Three-year-old twins in Brazil who were conjoined at the head have been successfully separated with the help of virtual reality. Twins Bernardo and Arthur Lima underwent surgeries in Rio de Janeiro with support and direction from Great Ormond Street Hospital in London.
Described by Noor ul Owase Jeelani, a surgeon, as “space-age stuff,” the teams spent months trialing techniques using virtual reality projections of the twins, based on CT and MRI scans.
After experts told the twins’ medical team in Rio de Janeiro that a separation surgery was impossible, they turned to Gemini Untwined and its founder, Noor Ul Owase Jeelani, M.B.B.S., who was able to work with the team at Rio’s Instituto Estadual do Cérebro Paulo Niemeyer to successfully complete the procedure.

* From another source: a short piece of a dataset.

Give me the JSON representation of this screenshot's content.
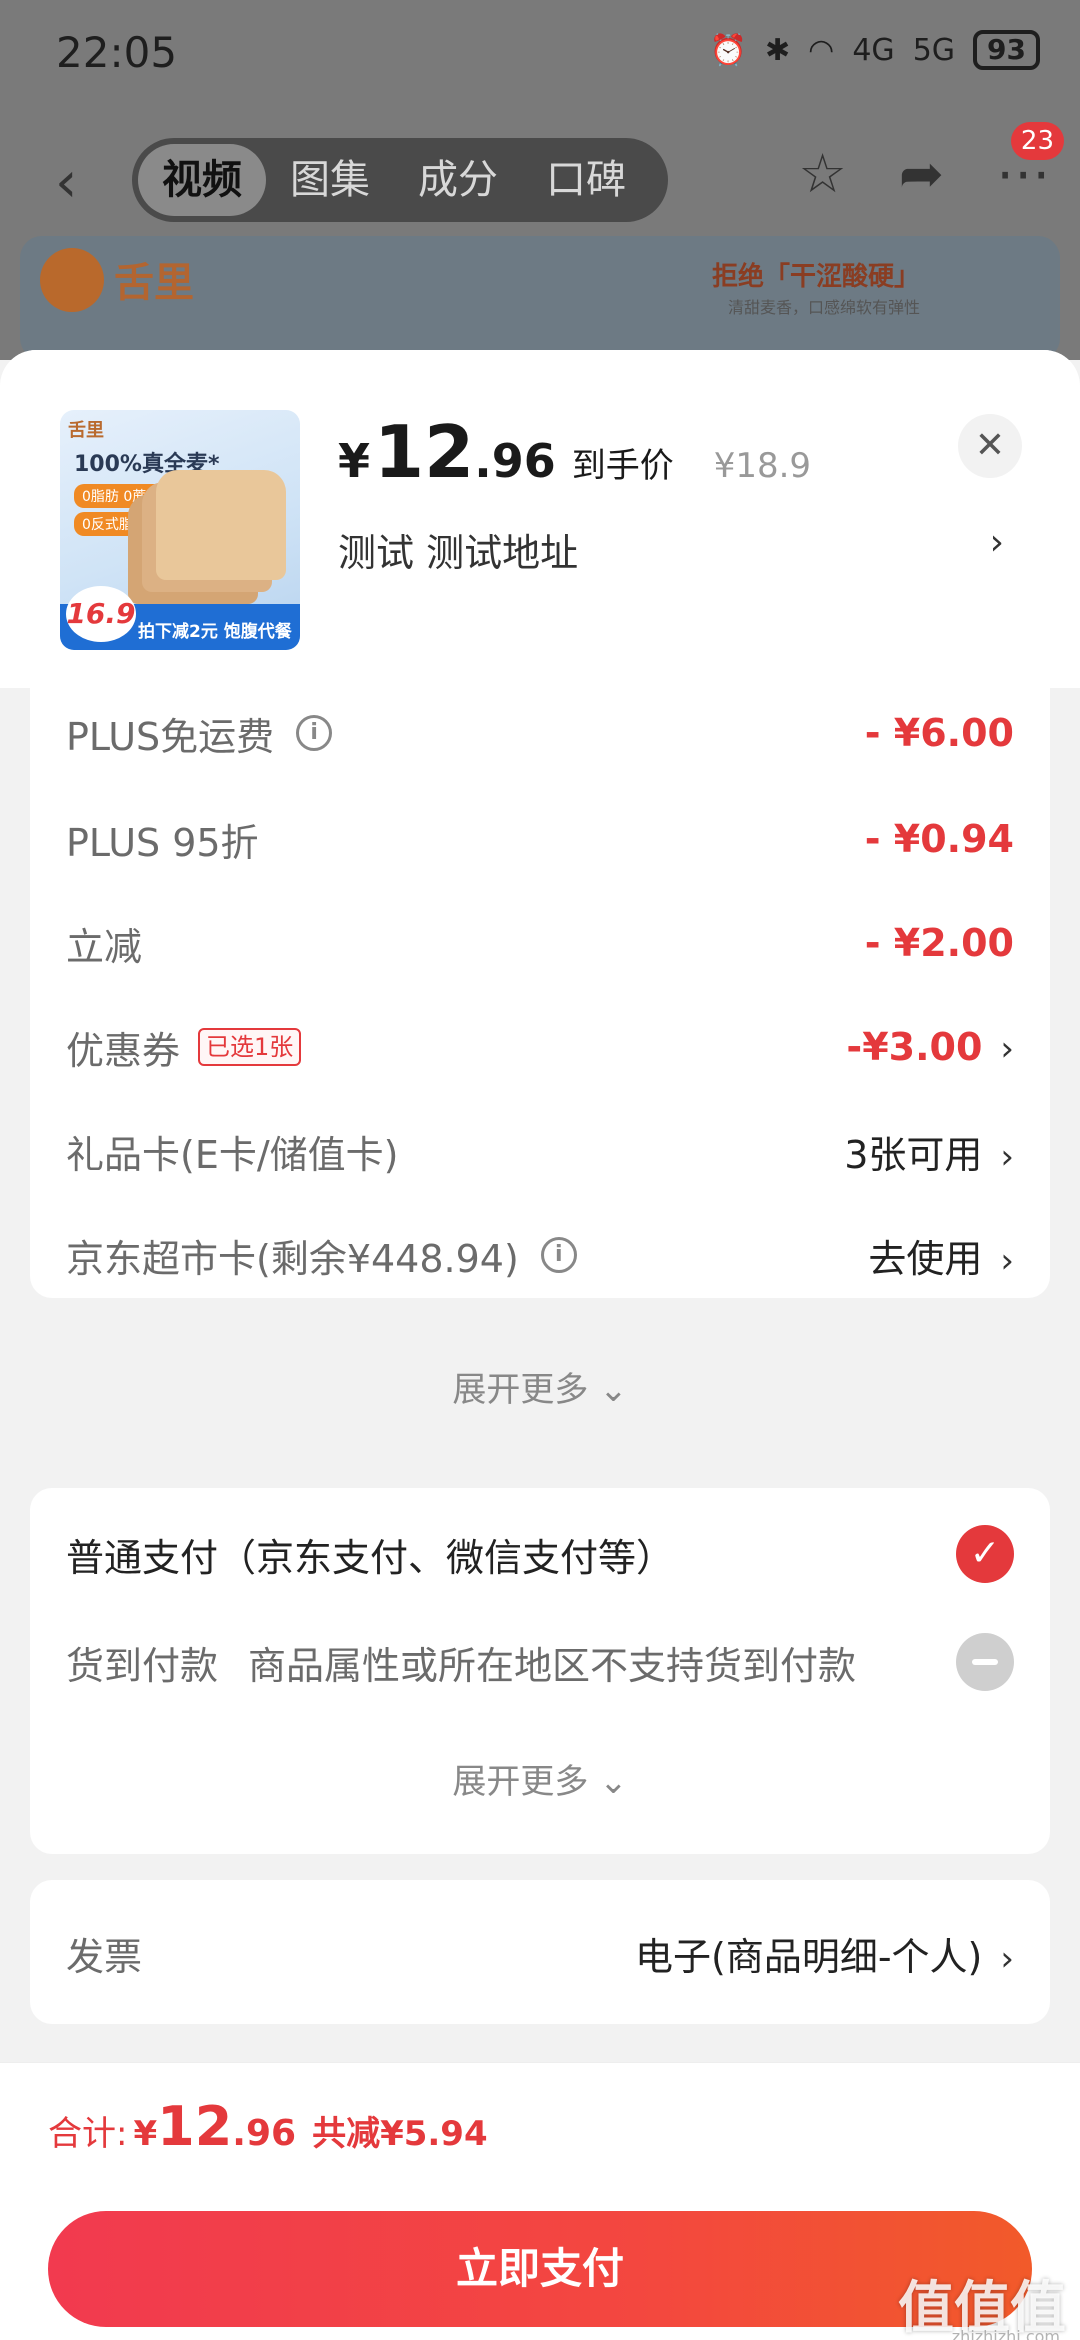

The twins were born in 2018 in the state of Roraima, northern Brazil, as craniopagus twins – an extremely rare condition in which the siblings are fused at the cranium – and have spent most of their lives in a hospital in Rio de Janeiro, reports EuroNews.
“We had been living in the hospital for four years,” the boys’ mother, Adriely Lima, said in tears after the separation. The operation was carried out in Rio de Janeiro with direction from Great Ormond Street Hospital in London.
The planning stage took place over a six-month period which, led by UK surgeon Dr. Noor ul Owase Jeelani, incorporated models of the twins based on CT and MRI scans which were imported into a program that allowed the Brazilian and UK teams to collaborate in real-time via VR headsets.
Now, after seven surgeries, the boys have effectively become the oldest craniopagus twins to have been separated, a process which concluded in a final surgery that lasted 27 hours and involved around 100 medical staff.
“Not only have we provided a new future for the boys and their family, but we have also equipped the local team with the capabilities and confidence to undertake such complex work successfully again in the future,” said Jeelani.